Encounter 6: Values and Worldviews
6.1 Traditional Orientations (twenty-seven pages)
Divination Fundamental Mindsets—Western and Chinese
The [Hebrew] Ten Commandments
Epictetus: The Art of Living
Jesus of Nazareth: The Sermon on the Mount
Varieties of Judeo-Christian Ethics
Yijing: The Book of Changes
Zhuangzi: On What We Can Know
Xunzi: “Do Not Look to Heaven for Explanations”
Ming Critiques of Christianity
6.2 Modern Tendencies (twenty-four pages)
The Idea of Progress
Western Morality and Ethics
René Descartes: “I Think Therefore I Am” [Cogito Ergo Sum]
Robert Pirsig: “Two Ways of Knowing”
Richard Rorty: “Pragmatism as an Alternative”
Hu Shih: “On John Dewey on Experience: Five Chinese Generations since 1949”
Contemporary Socio-economic Systems
Readers interested in meeting the authors are invited to attend the AsiaNetwork conference in San Antonio, March 14-16, 2008. They are organizing a panel entitled Comparing Asia and the West.
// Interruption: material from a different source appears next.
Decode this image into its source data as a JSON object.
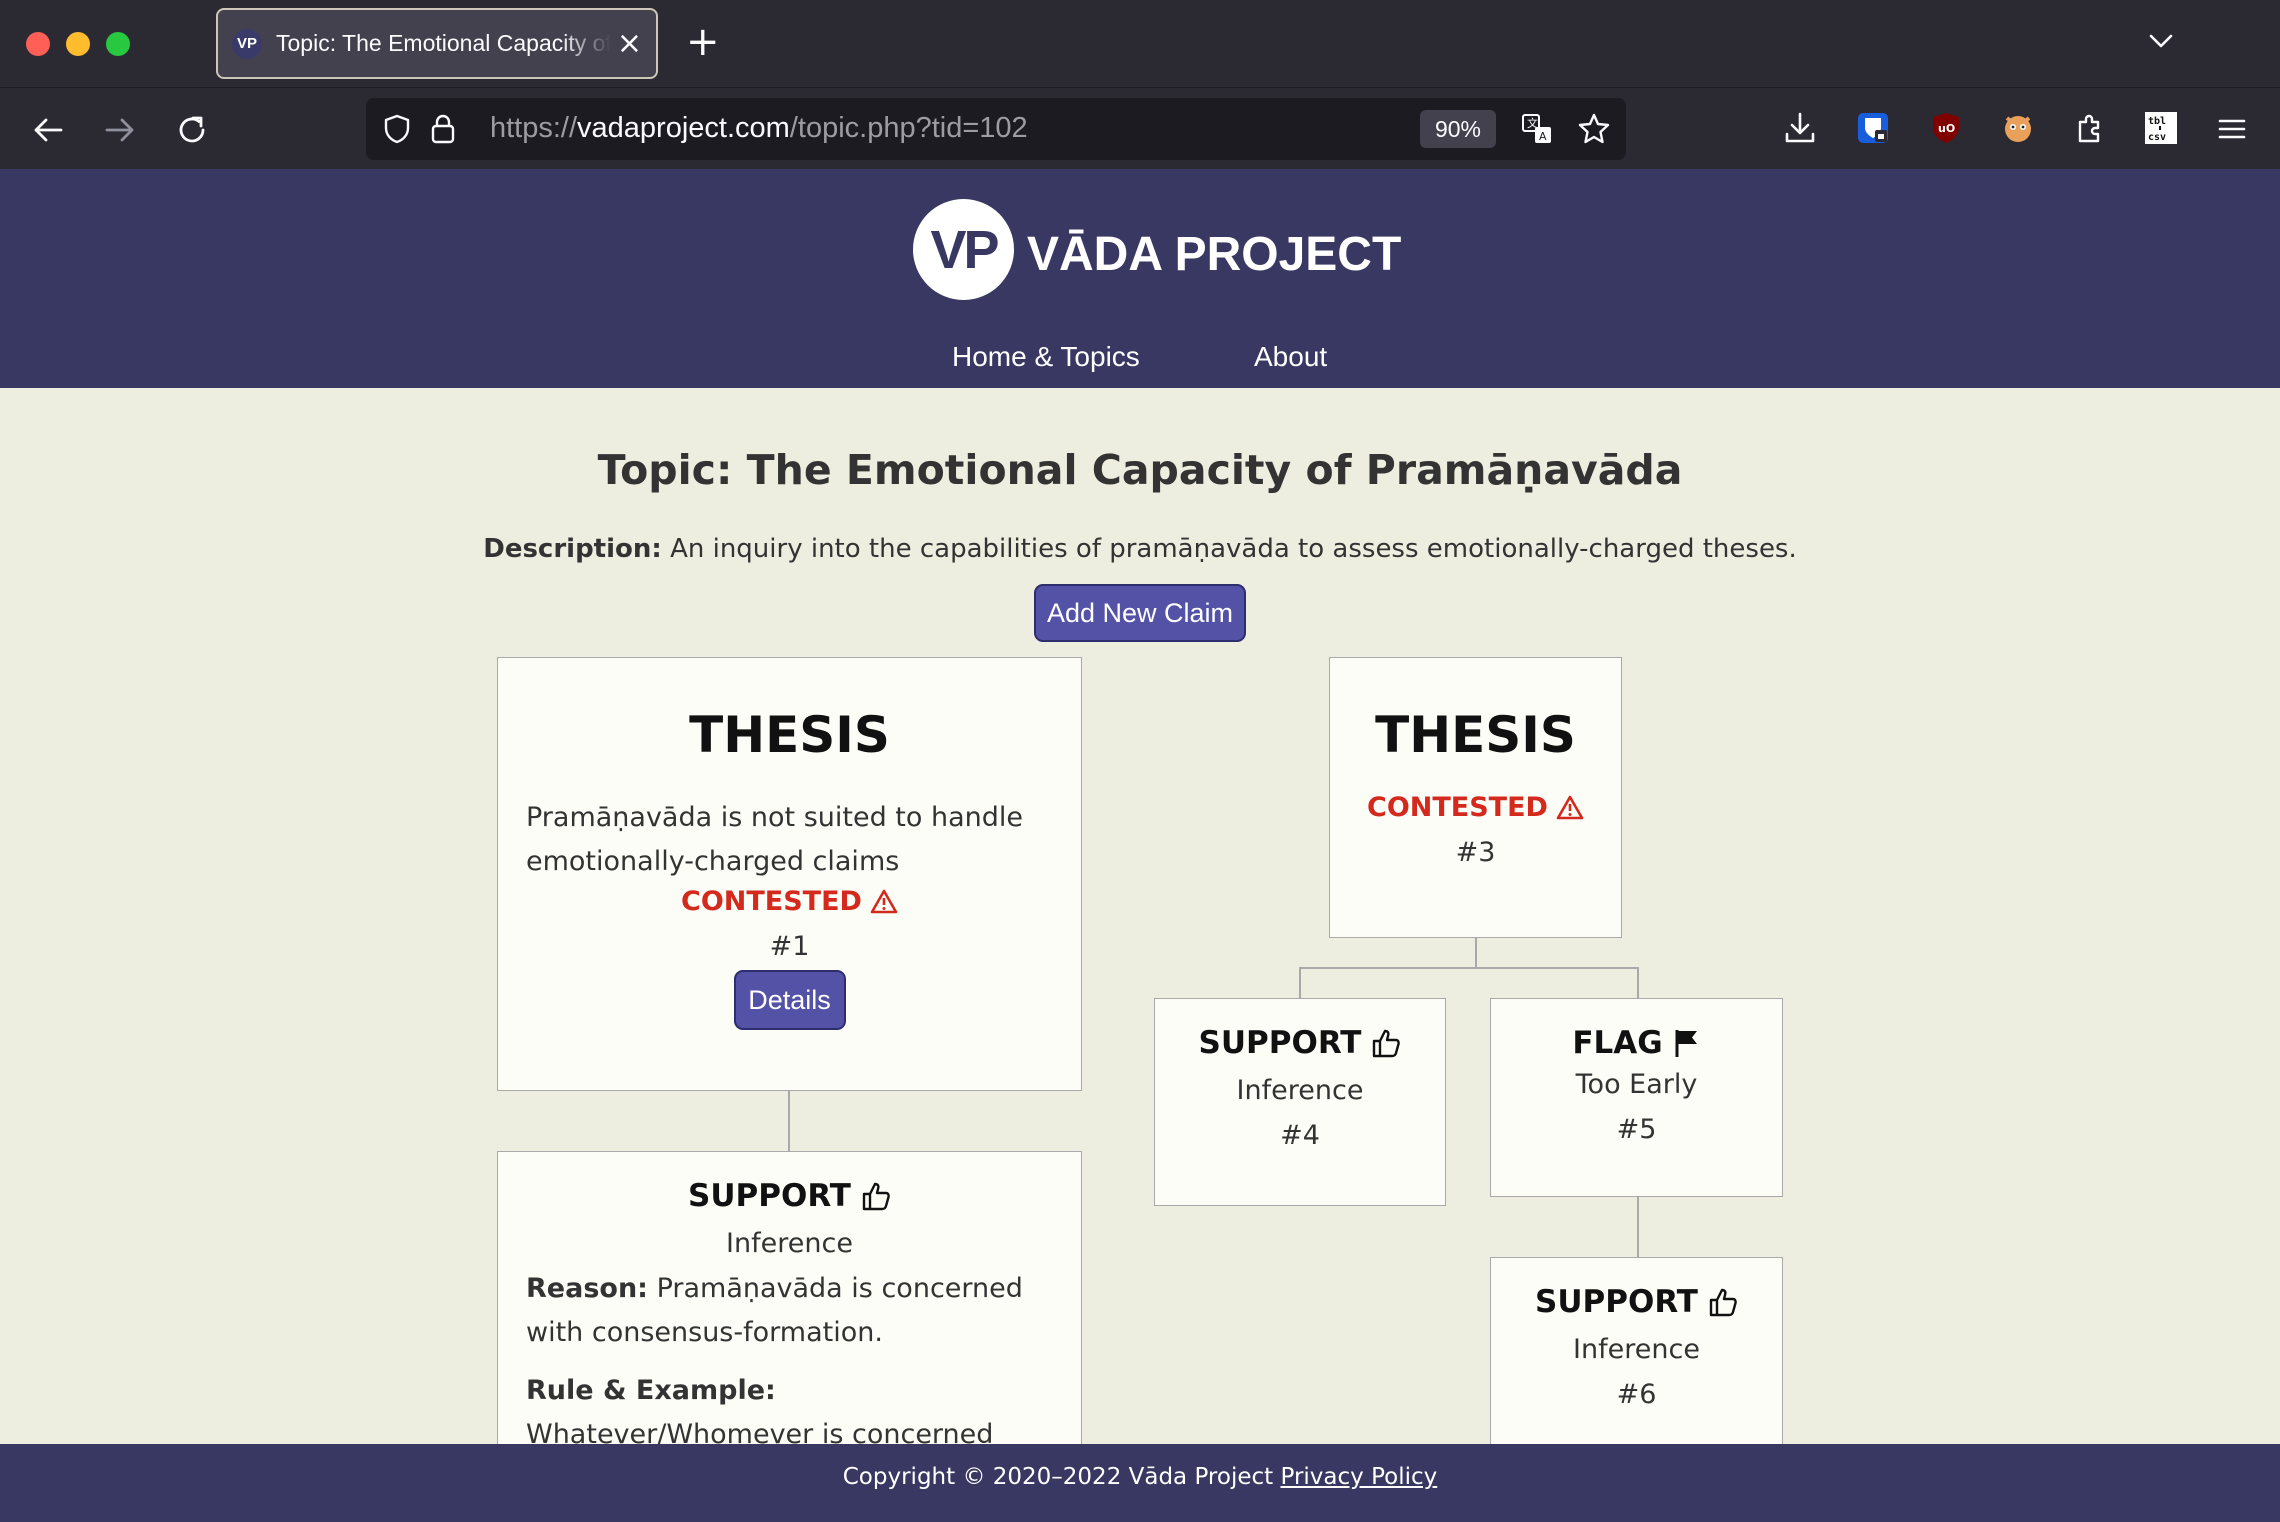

WCwCC: Western Civilization with Chinese Comparisons (Fudan University Press: Shanghai, 2006) has an unusual format: 150 pages in print, plus a CD-ROM with 1,067 pages in Acrobat format designed to be read on-screen. This format allows it to be affordable for Chinese students (about $4). Currently, this publication is not for sale outside of China. Those interested in obtaining a copy should contact the authors by email at WCwCC.firstname.lastname@example.org. More information is available on their Web site http://comparativeculturestudies.org.
The authors seek to negotiate—for 2009—a test of their materials in an American classroom, either through a one-semester, temporary team-teaching assignment for themselves, or through a controlled experiment whereby other teachers use their materials in return for feedback. In the process, they hope to clarify whether or not it would be appropriate to publish a version of the sourcebook for use in the USA.